Setting Up Your Domain

Linking the Domain to Your Website

After registering your domain, the next step is linking it to your website. This process, known as domain pointing, involves updating DNS settings to direct your domain to your website’s hosting server. It’s a technical but essential step to ensure your website is accessible to visitors.

Configuring Email and Other Services (e.g., Mailchimp)

A domain name isn’t just for a website; it’s also key for professional email communication and integrating other services like Mailchimp for email marketing. This section guides you through setting up an email account with your domain name and integrating other services to enhance your online presence and operations.

After Purchase: Managing Your Domain

Understanding Domain Expiration and Renewal

Once you’ve secured your domain, it’s crucial to stay on top of its expiration and renewal dates. Domains are typically leased for a period ranging from one to ten years. As the expiration date approaches, your registrar will send reminders. Letting a domain expire can be risky, as it might be snapped up by someone else. Renewal usually involves a simple process through your registrar’s website and can often be set to automatic, ensuring you never lose your precious digital asset.

The Role of Your Country of Residence in Domain Management

Your location can influence several aspects of domain management. Some country-specific top-level domains (ccTLDs), like .uk or .ca, have residency requirements. Additionally, the data privacy laws in your country, such as GDPR in the European Union, can affect how your information is displayed in public domain registries. Understanding these nuances helps in effectively managing your domain.

Buying a Domain from Another Owner

Identifying the Owner: How to Find and Contact Them

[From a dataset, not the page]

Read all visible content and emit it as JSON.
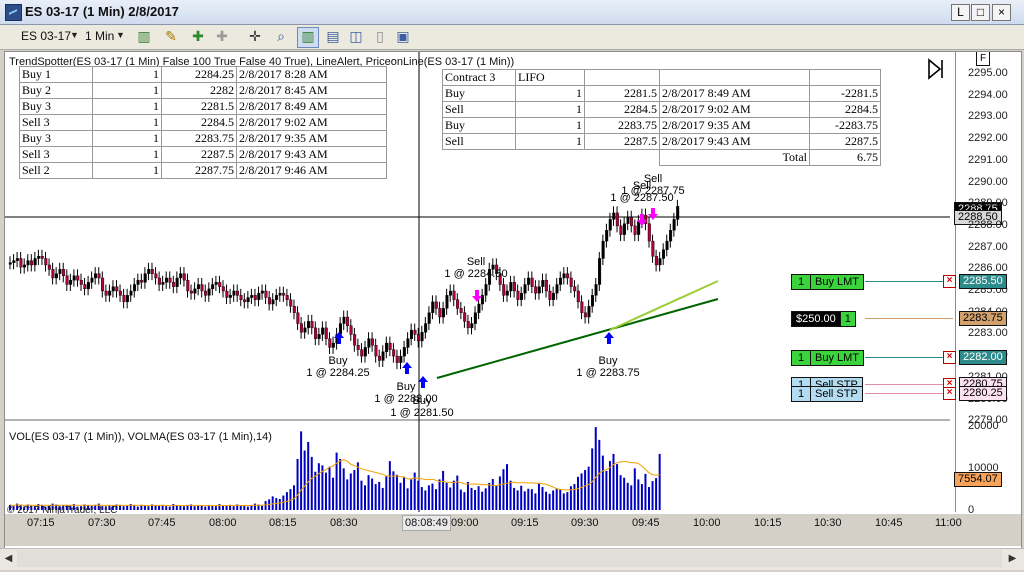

If your desired domain is already taken, finding and contacting the current owner is the first step. This can often be done through a WHOIS lookup, which provides contact details of domain owners. However, due to privacy reasons, this information might be redacted. In such cases, you can use domain brokerage services or reach out via the domain’s contact form, if it has an active website.

Negotiating the Price: Strategies for a Fair Deal

Negotiating for a domain requires a blend of tact and research. Start by determining the domain’s value, considering factors like domain age, length, and relevance. Make a reasonable initial offer, but be prepared to negotiate. It’s a balancing act – offer too little, and you might be dismissed; too much, and you might overpay. Keep the conversation open and professional to achieve a fair deal.

Securing the Transaction: Using Escrow Services for Safety

For the safety of both parties, using an escrow service is recommended for domain purchases, especially significant ones. Escrow services hold the payment until all conditions of the sale are met, ensuring that the domain is transferred and the seller is paid. This minimizes the risk of fraud and ensures a smooth transfer of ownership.


In recap, registering a domain name is just the beginning. Properly managing your domain – from staying ahead of expiration dates to understanding the legal implications based on your location – is key to maintaining your online presence. If you find yourself needing to purchase a domain from an existing owner, remember to approach the process with diligence and caution, using tools like WHOIS lookups, negotiation strategies, and escrow services to secure your desired domain safely.

I encourage you to embark on this journey with confidence. Whether you’re a seasoned web professional or just starting, understanding these aspects of domain management ensures that your digital foothold is not just established, but also securely maintained for the long haul.